__WORK TO BE COMPLETED__
Your answer must contain each line of the data, copied exactly.

__SUPPLIED DATA__

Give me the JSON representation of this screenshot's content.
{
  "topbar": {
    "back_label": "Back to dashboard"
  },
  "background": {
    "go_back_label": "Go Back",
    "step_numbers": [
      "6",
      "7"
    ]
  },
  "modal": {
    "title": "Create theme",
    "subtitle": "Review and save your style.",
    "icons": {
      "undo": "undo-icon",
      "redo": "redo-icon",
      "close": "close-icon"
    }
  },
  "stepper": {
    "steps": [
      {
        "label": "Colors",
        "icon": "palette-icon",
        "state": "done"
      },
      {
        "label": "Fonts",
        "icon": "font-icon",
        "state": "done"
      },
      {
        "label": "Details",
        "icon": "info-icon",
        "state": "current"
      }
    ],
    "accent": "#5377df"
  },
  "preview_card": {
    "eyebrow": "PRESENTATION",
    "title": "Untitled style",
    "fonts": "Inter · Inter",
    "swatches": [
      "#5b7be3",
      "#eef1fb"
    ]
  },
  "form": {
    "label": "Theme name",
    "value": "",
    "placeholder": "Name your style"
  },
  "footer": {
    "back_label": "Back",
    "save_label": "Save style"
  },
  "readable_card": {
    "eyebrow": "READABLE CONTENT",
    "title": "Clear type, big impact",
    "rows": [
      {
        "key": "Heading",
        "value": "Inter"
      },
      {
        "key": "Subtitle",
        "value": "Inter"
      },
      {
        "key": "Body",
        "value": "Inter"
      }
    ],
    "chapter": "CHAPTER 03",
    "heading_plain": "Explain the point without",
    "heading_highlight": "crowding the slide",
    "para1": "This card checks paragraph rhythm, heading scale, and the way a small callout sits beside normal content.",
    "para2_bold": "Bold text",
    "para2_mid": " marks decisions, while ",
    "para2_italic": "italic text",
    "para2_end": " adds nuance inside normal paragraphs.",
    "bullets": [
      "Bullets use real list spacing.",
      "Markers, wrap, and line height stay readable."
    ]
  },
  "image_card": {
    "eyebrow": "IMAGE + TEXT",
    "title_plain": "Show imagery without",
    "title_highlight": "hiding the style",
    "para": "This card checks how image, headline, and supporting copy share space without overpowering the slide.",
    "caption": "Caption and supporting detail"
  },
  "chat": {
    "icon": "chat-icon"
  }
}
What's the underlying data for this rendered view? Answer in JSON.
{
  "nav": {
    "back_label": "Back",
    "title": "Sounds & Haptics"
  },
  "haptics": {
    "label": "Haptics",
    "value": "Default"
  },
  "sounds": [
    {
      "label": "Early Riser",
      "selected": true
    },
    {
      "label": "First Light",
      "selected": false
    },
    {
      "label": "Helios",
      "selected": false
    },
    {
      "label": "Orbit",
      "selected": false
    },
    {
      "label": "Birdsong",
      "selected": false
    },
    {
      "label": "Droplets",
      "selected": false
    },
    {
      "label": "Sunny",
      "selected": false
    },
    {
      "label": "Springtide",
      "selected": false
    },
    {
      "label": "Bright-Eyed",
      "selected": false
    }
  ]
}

__SOLVED PROBLEM__
Give me the JSON representation of this screenshot's content.
{
  "topbar": {
    "back_label": "Back to dashboard"
  },
  "background": {
    "go_back_label": "Go Back",
    "step_numbers": [
      "6",
      "7"
    ]
  },
  "modal": {
    "title": "Create theme",
    "subtitle": "Review and save your style.",
    "icons": {
      "undo": "undo-icon",
      "redo": "redo-icon",
      "close": "close-icon"
    }
  },
  "stepper": {
    "steps": [
      {
        "label": "Colors",
        "icon": "palette-icon",
        "state": "done"
      },
      {
        "label": "Fonts",
        "icon": "font-icon",
        "state": "done"
      },
      {
        "label": "Details",
        "icon": "info-icon",
        "state": "current"
      }
    ],
    "accent": "#5377df"
  },
  "preview_card": {
    "eyebrow": "PRESENTATION",
    "title": "Untitled style",
    "fonts": "Inter · Inter",
    "swatches": [
      "#5b7be3",
      "#eef1fb"
    ]
  },
  "form": {
    "label": "Theme name",
    "value": "",
    "placeholder": "Name your style"
  },
  "footer": {
    "back_label": "Back",
    "save_label": "Save style"
  },
  "readable_card": {
    "eyebrow": "READABLE CONTENT",
    "title": "Clear type, big impact",
    "rows": [
      {
        "key": "Heading",
        "value": "Inter"
      },
      {
        "key": "Subtitle",
        "value": "Inter"
      },
      {
        "key": "Body",
        "value": "Inter"
      }
    ],
    "chapter": "CHAPTER 03",
    "heading_plain": "Explain the point without",
    "heading_highlight": "crowding the slide",
    "para1": "This card checks paragraph rhythm, heading scale, and the way a small callout sits beside normal content.",
    "para2_bold": "Bold text",
    "para2_mid": " marks decisions, while ",
    "para2_italic": "italic text",
    "para2_end": " adds nuance inside normal paragraphs.",
    "bullets": [
      "Bullets use real list spacing.",
      "Markers, wrap, and line height stay readable."
    ]
  },
  "image_card": {
    "eyebrow": "IMAGE + TEXT",
    "title_plain": "Show imagery without",
    "title_highlight": "hiding the style",
    "para": "This card checks how image, headline, and supporting copy share space without overpowering the slide.",
    "caption": "Caption and supporting detail"
  },
  "chat": {
    "icon": "chat-icon"
  }
}
What's the underlying data for this rendered view? Answer in JSON.
{
  "nav": {
    "back_label": "Back",
    "title": "Sounds & Haptics"
  },
  "haptics": {
    "label": "Haptics",
    "value": "Default"
  },
  "sounds": [
    {
      "label": "Early Riser",
      "selected": true
    },
    {
      "label": "First Light",
      "selected": false
    },
    {
      "label": "Helios",
      "selected": false
    },
    {
      "label": "Orbit",
      "selected": false
    },
    {
      "label": "Birdsong",
      "selected": false
    },
    {
      "label": "Droplets",
      "selected": false
    },
    {
      "label": "Sunny",
      "selected": false
    },
    {
      "label": "Springtide",
      "selected": false
    },
    {
      "label": "Bright-Eyed",
      "selected": false
    }
  ]
}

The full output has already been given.